[Saved entries]
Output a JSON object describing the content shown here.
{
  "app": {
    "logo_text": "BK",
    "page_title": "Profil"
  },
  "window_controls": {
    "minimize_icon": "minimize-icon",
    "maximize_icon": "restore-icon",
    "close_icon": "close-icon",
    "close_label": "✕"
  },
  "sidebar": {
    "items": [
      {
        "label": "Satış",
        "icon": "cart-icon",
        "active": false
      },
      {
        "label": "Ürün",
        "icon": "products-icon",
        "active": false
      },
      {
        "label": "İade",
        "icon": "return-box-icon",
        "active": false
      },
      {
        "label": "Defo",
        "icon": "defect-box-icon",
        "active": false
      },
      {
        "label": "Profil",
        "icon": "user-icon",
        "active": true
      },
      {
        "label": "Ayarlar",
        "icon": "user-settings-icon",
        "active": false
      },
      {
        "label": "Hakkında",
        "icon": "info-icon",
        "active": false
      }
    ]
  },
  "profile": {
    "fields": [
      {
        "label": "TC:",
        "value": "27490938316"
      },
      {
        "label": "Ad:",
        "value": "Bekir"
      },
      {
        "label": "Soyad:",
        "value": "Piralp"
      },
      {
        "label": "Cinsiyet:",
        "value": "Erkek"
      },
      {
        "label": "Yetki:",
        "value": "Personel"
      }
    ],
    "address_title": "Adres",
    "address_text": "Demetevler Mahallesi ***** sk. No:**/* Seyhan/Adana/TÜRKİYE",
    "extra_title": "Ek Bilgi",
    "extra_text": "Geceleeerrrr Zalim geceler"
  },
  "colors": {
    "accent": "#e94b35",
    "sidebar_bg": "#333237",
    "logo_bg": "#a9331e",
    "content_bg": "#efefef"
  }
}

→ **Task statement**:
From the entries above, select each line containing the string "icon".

→ **Output for this task**:
    "minimize_icon": "minimize-icon",
    "maximize_icon": "restore-icon",
    "close_icon": "close-icon",
        "icon": "cart-icon",
        "icon": "products-icon",
        "icon": "return-box-icon",
        "icon": "defect-box-icon",
        "icon": "user-icon",
        "icon": "user-settings-icon",
        "icon": "info-icon",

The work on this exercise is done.